Yesterday I had the pleasure of participating in the Thomson Reuters Law Firm COO & CFO Forum Pre-Conference Workshop on Big Data. The half day workshop explored various way that law firms and outside counsel can use data to be better lawyers and run better businesses.
Here is the information for my panel (below) and the full program is located here.
Few business trends are as simultaneously revered, derided, appreciated or ignored as that of big data. Used (somewhat flippantly) to describe large, complex data sets that resist traditional data processing applications, big data represents both a beginning and end for many professional industries ill- prepared to harness big data’s myriad benefits and value. This opening conversation lays the framework for our program by addressing four key questions and concerns:
- What is big data?
- Why should we use it?
- Where does it lie within a business organization?
- How do we identify ROI and value in big data investment?
John Fernandez – US Chief Innovation Officer and Partner Dentons; Global Chair, NextLaw Labs
Justin Ergler – Director, Alternative Fee Intelligence and Analytics, GlaxoSmithKline
Daniel Martin Katz – Associate Professor of Law, Illinois Institute of Technology Chicago-Kent College of Law; Chief Strategy Officer, LexPredict
Michael S. Klastava – Vice President, Global Head of Legal Data & Analytics, American International Group, Inc.
Christopher Zorn – Liberal Arts Research Professor of Political Science and Sociology, The Pennsylvania State University; Principal, Quantitative Analysis, Lawyer Metrics
This upcoming week and next week I have the pleasure of teaching “Complex Systems Models in the Social Sciences” here at the University of Michigan ICPSR Summer Program in Quantitative Methods. The field of complex systems is very diverse and it is difficult to do complete justice to the range of scholarship conducted under this umbrella in a short survey course. However, we strive to cover the canonical topics such as computational game theory and computational modeling, network science, natural language processing, randomness vs. determinism, diffusion, cascades, emergence, empirical approaches to study complexity (including measurement), social epidemiology, non-linear dynamics, etc. Click here or on the image above to access my course materials!
As a member of the local organizing committee, I just wanted to mention that today is the final day for priority registration for the International Conference on Artificial Intelligence & Law in San Diego.
Beyond the specific prize attached to upcoming hackathon event, we welcome anyone who (for fun) would like to take a crack at this challenge.
Email us directly (Daniel Martin Katz or Mike Bommarito) – if you would like to work on this challenge.
Our LexPredict Challenge is an opportunity to develop basic tools for processing contracts.
Specifically, you will use the sample contract data below to develop algorithms to:
(1) identify the parties to an agreement
(2) identify effective date segment and date
(3) identify termination clause segment(s) and date(s)
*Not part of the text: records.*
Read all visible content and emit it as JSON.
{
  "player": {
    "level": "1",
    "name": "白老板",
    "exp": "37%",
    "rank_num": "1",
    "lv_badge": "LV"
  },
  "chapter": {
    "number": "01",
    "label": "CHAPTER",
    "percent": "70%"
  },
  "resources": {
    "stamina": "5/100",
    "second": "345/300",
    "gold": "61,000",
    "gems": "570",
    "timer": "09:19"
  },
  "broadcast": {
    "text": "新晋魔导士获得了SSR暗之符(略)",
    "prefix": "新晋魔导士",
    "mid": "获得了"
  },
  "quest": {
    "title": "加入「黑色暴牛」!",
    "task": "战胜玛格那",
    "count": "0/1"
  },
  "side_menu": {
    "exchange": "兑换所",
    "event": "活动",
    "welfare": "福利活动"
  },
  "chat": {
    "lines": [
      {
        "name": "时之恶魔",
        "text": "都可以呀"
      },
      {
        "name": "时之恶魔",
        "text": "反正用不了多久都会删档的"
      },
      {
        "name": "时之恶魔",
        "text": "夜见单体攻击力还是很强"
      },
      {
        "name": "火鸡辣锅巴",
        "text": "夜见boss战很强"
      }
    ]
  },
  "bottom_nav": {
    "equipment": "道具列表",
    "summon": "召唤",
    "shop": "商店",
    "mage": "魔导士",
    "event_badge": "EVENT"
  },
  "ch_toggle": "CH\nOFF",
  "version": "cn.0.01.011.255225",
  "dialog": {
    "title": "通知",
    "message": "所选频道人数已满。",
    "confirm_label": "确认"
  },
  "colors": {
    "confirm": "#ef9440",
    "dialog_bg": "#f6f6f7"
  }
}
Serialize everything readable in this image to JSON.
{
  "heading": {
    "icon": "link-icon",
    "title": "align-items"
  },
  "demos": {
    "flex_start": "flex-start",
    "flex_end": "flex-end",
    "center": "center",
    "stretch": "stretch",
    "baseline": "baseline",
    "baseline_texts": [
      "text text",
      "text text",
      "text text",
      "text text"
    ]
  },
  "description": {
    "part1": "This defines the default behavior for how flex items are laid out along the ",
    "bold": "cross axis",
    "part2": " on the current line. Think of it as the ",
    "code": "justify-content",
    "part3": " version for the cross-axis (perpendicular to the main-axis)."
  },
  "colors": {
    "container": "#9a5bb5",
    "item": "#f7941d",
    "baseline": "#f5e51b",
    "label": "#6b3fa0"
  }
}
At LexPredict, we have built this simple (and other more complex) technology for use in commercial applications. This is an opportunity to use this challenge to produce open source content which we can be used by all (including in the Legal Analytics Course).
I signed a declaration — Read more about it here!